Google Analytics is the most used web analytics service that tracks and reports website traffic data. Despite its popularity, it has been under heavy scrutiny by European data protection supervisory authorities. Many businesses are asking is it lawful to use and what risks there might be for using it?
After the Court of Justice of the European Union (“CJEU”) invalidated the Privacy Shield - a framework for transferring personal data from the European Union to the United States - Austrian non-profit organisation NOYB filed 101 complaints in all EU member states against businesses still transferring personal data to the US in connection with Google Analytics.
Since then, several supervisory authorities have found the use of Google Analytics non compliant with the GDPR. Main issue was the transfer of personal data from the EU to the United States through the use of Google Analytics.
These decisions make it clear that all organisations must have a good understanding of their data flows and how different tools and services process and protect their personal data. If your organisation is still using Google Analytics or planning to implement such, it is recommended at minimum to conduct a risk assessment or data protection impact assessment. Well prepared documentation is a key for informed decisions can be helpful if the supervisory authorities come knocking your doors.
Google is a company subject to US surveillance laws. This means that even if your analytics data is stored in the EU, Google falls under the obligation to provide personal data in the EU to the US authorities. You will have to assess what US laws apply that might give US authorities access to your data. Since transfer mechanisms in the Article 46 of the GDPR are not effective to prevent US authorities from accessing your data, you will need to identify and implement effective supplementary measures. These measures may be contractual, technical or organisational.
Scope of the data processing agreement. Pay attention to Google’s role in the processing. Are they operating as a processor, controller, joint-controller or in multiple roles? Google offers a data processing addendum for its customers. However, Google’s role as a processor seems to cover only “online identifies” while the actual behavioural data has been left out from the scope leaving a big question whether Google uses this data for its own purposes as a controller.
As the GDPR requires you to be transparent towards your end users, you will need to assess how to provide them with information in compliance with the Articles 12 and 13 of the GDPR. Is it enough to have a quite common phrasing “we use your personal data for analytics” or should you add more examples to ensure transparency, fairness and valid consent?
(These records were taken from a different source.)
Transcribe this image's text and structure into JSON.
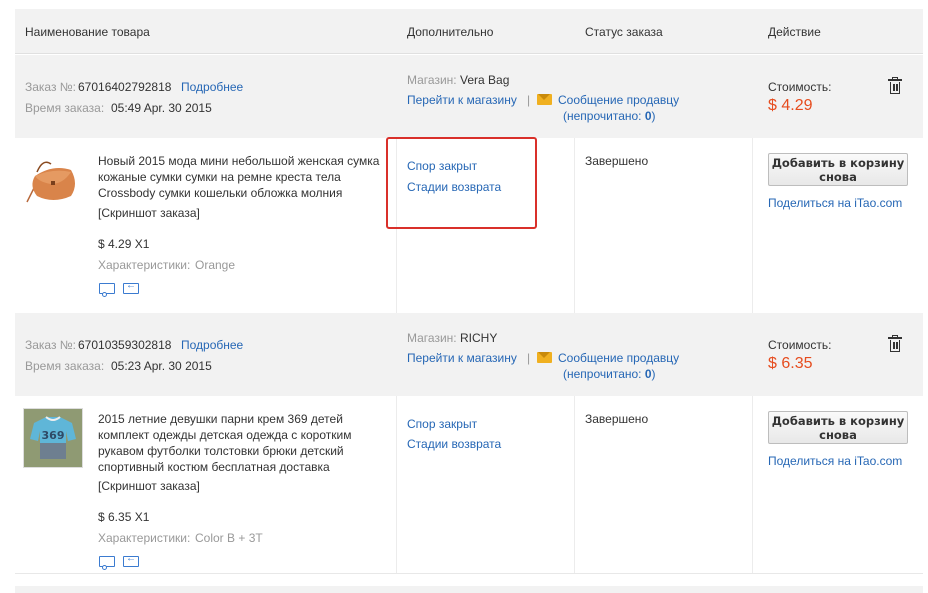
{
  "header": {
    "name": "Наименование товара",
    "extra": "Дополнительно",
    "status": "Статус заказа",
    "action": "Действие"
  },
  "labels": {
    "order_no": "Заказ №:",
    "details": "Подробнее",
    "order_time": "Время заказа:",
    "store": "Магазин:",
    "go_to_store": "Перейти к магазину",
    "message_seller": "Сообщение продавцу",
    "unread_prefix": "(непрочитано:",
    "unread_suffix": ")",
    "cost": "Стоимость:",
    "dispute_closed": "Спор закрыт",
    "return_stages": "Стадии возврата",
    "status_done": "Завершено",
    "add_to_cart_line1": "Добавить в корзину",
    "add_to_cart_line2": "снова",
    "share_on": "Поделиться на",
    "share_site": "iTao.com",
    "snapshot": "[Скриншот заказа]",
    "characteristics": "Характеристики:"
  },
  "orders": [
    {
      "number": "67016402792818",
      "time": "05:49 Apr. 30 2015",
      "store": "Vera Bag",
      "unread": "0",
      "price": "$ 4.29",
      "product_title": "Новый 2015 мода мини небольшой женская сумка кожаные сумки сумки на ремне креста тела Crossbody сумки кошельки обложка молния",
      "qty_price": "$ 4.29 X1",
      "characteristics": "Orange",
      "thumb_color": "#d9844a"
    },
    {
      "number": "67010359302818",
      "time": "05:23 Apr. 30 2015",
      "store": "RICHY",
      "unread": "0",
      "price": "$ 6.35",
      "product_title": "2015 летние девушки парни крем 369 детей комплект одежды детская одежда с коротким рукавом футболки толстовки брюки детский спортивный костюм бесплатная доставка",
      "qty_price": "$ 6.35 X1",
      "characteristics": "Color B + 3T",
      "thumb_color": "#5fb6d8"
    }
  ]
}
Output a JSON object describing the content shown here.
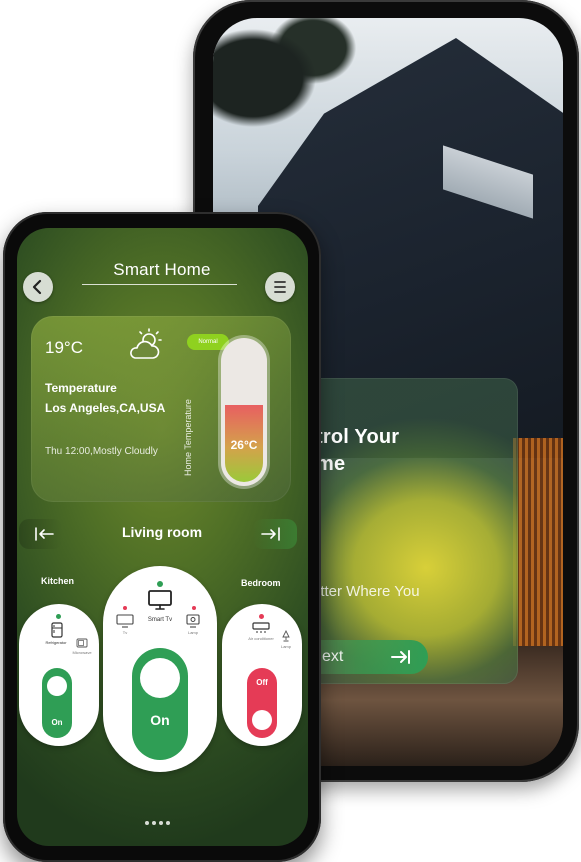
{
  "onboarding": {
    "title_line1": "trol Your",
    "title_line2": "me",
    "subtitle": "atter Where You",
    "next_label": "ext"
  },
  "app": {
    "title": "Smart Home"
  },
  "weather": {
    "temperature": "19°C",
    "label": "Temperature",
    "city": "Los Angeles,CA,USA",
    "status": "Thu 12:00,Mostly Cloudly",
    "badge": "Normal",
    "home_temp_label": "Home Temperature",
    "home_temp_value": "26°C",
    "home_temp_fill_fraction": 0.55
  },
  "rooms": {
    "current": "Living room",
    "left": "Kitchen",
    "right": "Bedroom"
  },
  "devices": {
    "kitchen": {
      "item1": "Refrigerator",
      "item2": "Microwave",
      "toggle": "On"
    },
    "living": {
      "item_main": "Smart Tv",
      "item_left": "Tv",
      "item_right": "Lamp",
      "toggle": "On"
    },
    "bedroom": {
      "item1": "Air conditioner",
      "item2": "Lamp",
      "toggle": "Off"
    }
  },
  "colors": {
    "accent_green": "#2f9e55",
    "off_red": "#e53b56",
    "badge_green": "#8fd11f"
  },
  "pager": {
    "count": 4
  }
}
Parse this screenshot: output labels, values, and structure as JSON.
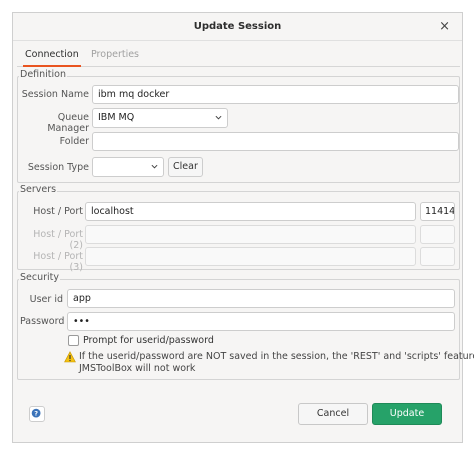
{
  "window": {
    "title": "Update Session",
    "close_glyph": "×"
  },
  "tabs": [
    {
      "label": "Connection",
      "active": true
    },
    {
      "label": "Properties",
      "active": false
    }
  ],
  "definition": {
    "group_title": "Definition",
    "session_name_label": "Session Name",
    "session_name_value": "ibm mq docker",
    "queue_manager_label": "Queue Manager",
    "queue_manager_value": "IBM MQ",
    "folder_label": "Folder",
    "folder_value": "",
    "session_type_label": "Session Type",
    "session_type_value": "",
    "clear_label": "Clear"
  },
  "servers": {
    "group_title": "Servers",
    "rows": [
      {
        "label": "Host / Port",
        "host": "localhost",
        "port": "11414",
        "enabled": true
      },
      {
        "label": "Host / Port (2)",
        "host": "",
        "port": "",
        "enabled": false
      },
      {
        "label": "Host / Port (3)",
        "host": "",
        "port": "",
        "enabled": false
      }
    ]
  },
  "security": {
    "group_title": "Security",
    "userid_label": "User id",
    "userid_value": "app",
    "password_label": "Password",
    "password_value": "•••",
    "prompt_label": "Prompt for userid/password",
    "prompt_checked": false,
    "warning_line1": "If the userid/password are NOT saved in the session, the 'REST' and 'scripts' features of",
    "warning_line2": "JMSToolBox will not work"
  },
  "footer": {
    "help_icon": "help-icon",
    "cancel_label": "Cancel",
    "update_label": "Update"
  },
  "colors": {
    "accent_tab": "#e95420",
    "update_button": "#26a269",
    "warning_icon": "#f5c211"
  }
}
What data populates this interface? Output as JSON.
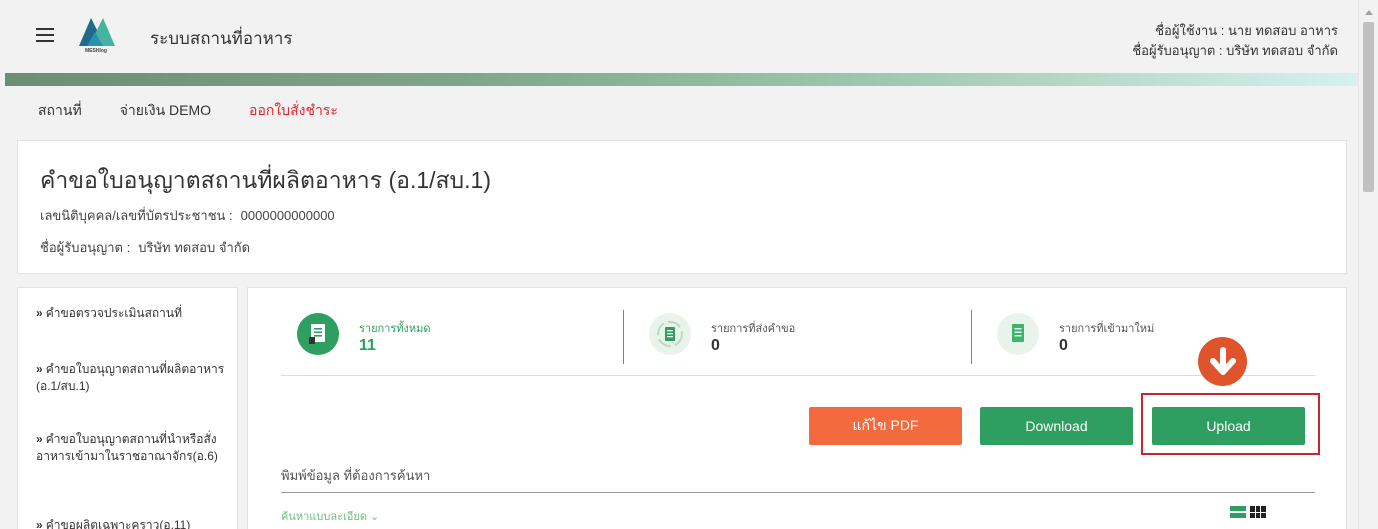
{
  "header": {
    "app_title": "ระบบสถานที่อาหาร",
    "logo_text": "MESHlog",
    "user_line": "ชื่อผู้ใช้งาน : นาย ทดสอบ อาหาร",
    "licensee_line": "ชื่อผู้รับอนุญาต : บริษัท ทดสอบ จำกัด"
  },
  "topnav": {
    "items": [
      "สถานที่",
      "จ่ายเงิน DEMO",
      "ออกใบสั่งชำระ"
    ]
  },
  "info": {
    "title": "คำขอใบอนุญาตสถานที่ผลิตอาหาร (อ.1/สบ.1)",
    "id_label": "เลขนิติบุคคล/เลขที่บัตรประชาชน :",
    "id_value": "0000000000000",
    "licensee_label": "ชื่อผู้รับอนุญาต :",
    "licensee_value": "บริษัท ทดสอบ จำกัด"
  },
  "sidebar": {
    "items": [
      "คำขอตรวจประเมินสถานที่",
      "คำขอใบอนุญาตสถานที่ผลิตอาหาร (อ.1/สบ.1)",
      "คำขอใบอนุญาตสถานที่นำหรือสั่งอาหารเข้ามาในราชอาณาจักร(อ.6)",
      "คำขอผลิตเฉพาะคราว(อ.11)"
    ]
  },
  "stats": [
    {
      "label": "รายการทั้งหมด",
      "value": "11",
      "label_color": "#2e9e61",
      "icon_bg": "#2e9e61"
    },
    {
      "label": "รายการที่ส่งคำขอ",
      "value": "0",
      "label_color": "#555555",
      "icon_bg": "#e8f4ea"
    },
    {
      "label": "รายการที่เข้ามาใหม่",
      "value": "0",
      "label_color": "#555555",
      "icon_bg": "#e8f4ea"
    }
  ],
  "actions": {
    "edit_pdf": "แก้ไข PDF",
    "download": "Download",
    "upload": "Upload"
  },
  "search": {
    "label": "พิมพ์ข้อมูล ที่ต้องการค้นหา",
    "placeholder": "",
    "advanced": "ค้นหาแบบละเอียด ⌄"
  },
  "colors": {
    "primary_green": "#2e9e61",
    "orange": "#f46a3f",
    "active_nav": "#e0262e",
    "highlight": "#c9252c"
  },
  "icons": [
    "menu-icon",
    "meshlog-logo",
    "document-icon",
    "refresh-document-icon",
    "new-document-icon",
    "down-arrow-icon",
    "list-view-icon",
    "grid-view-icon"
  ]
}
And finally, make sure you re-evaluate at appropriate intervals the risks you have identified and the measures you have implemented as things tend to change. There might be a new Google Analytics version, new supplementary measures offered by Google or a new security flaw.
We at PrivacyDesigner have been helping organisations to conduct risk assessments for various products and services. We are creating sample privacy impact assessments and data protection impact assessments for our customers where they can start their assessments with pre-mapped data-flows and sample risks related to different tools and products. Apply to our pilot group and start building privacy into your products and services.